» **Data in this exercise**:
-- Opening Marker --

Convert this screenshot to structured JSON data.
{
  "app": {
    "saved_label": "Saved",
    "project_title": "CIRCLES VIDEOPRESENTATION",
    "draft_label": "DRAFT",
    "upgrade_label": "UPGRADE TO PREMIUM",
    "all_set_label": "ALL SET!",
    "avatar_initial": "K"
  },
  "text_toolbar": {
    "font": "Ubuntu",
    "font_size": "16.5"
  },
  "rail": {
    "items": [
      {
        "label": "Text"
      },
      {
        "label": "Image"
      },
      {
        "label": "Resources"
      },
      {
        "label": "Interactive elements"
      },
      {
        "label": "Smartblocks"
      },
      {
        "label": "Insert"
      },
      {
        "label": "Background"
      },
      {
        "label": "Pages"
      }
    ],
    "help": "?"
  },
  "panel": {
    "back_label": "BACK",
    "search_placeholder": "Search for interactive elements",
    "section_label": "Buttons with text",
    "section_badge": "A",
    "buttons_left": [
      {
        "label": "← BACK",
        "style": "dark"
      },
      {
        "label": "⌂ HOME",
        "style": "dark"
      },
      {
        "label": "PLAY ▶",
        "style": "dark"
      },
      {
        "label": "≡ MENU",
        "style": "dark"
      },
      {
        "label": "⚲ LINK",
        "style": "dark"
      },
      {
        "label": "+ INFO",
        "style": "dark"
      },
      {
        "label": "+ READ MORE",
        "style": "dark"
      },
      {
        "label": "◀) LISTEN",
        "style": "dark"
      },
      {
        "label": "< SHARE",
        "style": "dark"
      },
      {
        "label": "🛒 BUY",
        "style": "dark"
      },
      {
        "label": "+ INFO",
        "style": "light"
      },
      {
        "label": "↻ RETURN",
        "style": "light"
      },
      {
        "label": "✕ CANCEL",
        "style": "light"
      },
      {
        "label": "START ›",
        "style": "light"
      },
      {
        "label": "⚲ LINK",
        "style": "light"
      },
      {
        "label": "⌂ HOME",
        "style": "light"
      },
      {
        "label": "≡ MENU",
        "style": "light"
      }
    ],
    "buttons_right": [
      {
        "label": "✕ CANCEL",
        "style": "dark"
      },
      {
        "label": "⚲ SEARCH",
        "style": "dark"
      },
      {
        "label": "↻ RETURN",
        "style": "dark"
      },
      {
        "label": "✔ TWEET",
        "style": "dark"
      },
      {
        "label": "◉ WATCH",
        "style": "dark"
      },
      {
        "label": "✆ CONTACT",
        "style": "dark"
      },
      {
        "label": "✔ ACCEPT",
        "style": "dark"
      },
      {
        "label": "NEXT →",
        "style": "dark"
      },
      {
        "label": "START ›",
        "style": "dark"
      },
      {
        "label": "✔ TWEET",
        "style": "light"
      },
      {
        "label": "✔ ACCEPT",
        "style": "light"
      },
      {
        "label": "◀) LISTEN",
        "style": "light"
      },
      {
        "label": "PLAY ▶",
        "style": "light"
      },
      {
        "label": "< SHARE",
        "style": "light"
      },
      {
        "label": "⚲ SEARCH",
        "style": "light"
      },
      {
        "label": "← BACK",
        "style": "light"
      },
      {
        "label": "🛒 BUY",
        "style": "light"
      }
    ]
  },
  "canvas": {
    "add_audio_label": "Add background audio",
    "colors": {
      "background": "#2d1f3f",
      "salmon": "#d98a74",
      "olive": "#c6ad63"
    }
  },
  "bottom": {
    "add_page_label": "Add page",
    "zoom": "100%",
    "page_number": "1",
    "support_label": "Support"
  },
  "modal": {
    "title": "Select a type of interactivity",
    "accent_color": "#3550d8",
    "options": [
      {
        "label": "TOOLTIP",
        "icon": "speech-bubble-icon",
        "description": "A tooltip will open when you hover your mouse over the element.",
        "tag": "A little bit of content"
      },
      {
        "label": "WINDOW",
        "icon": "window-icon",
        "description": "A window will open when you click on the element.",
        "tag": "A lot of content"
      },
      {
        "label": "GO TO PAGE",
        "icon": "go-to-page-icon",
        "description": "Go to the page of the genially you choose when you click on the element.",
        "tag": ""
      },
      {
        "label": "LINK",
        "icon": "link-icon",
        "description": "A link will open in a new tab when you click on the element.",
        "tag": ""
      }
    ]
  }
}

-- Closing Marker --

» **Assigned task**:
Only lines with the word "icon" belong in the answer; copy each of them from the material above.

» **Response to this task**:
        "icon": "speech-bubble-icon",
        "icon": "window-icon",
        "icon": "go-to-page-icon",
        "icon": "link-icon",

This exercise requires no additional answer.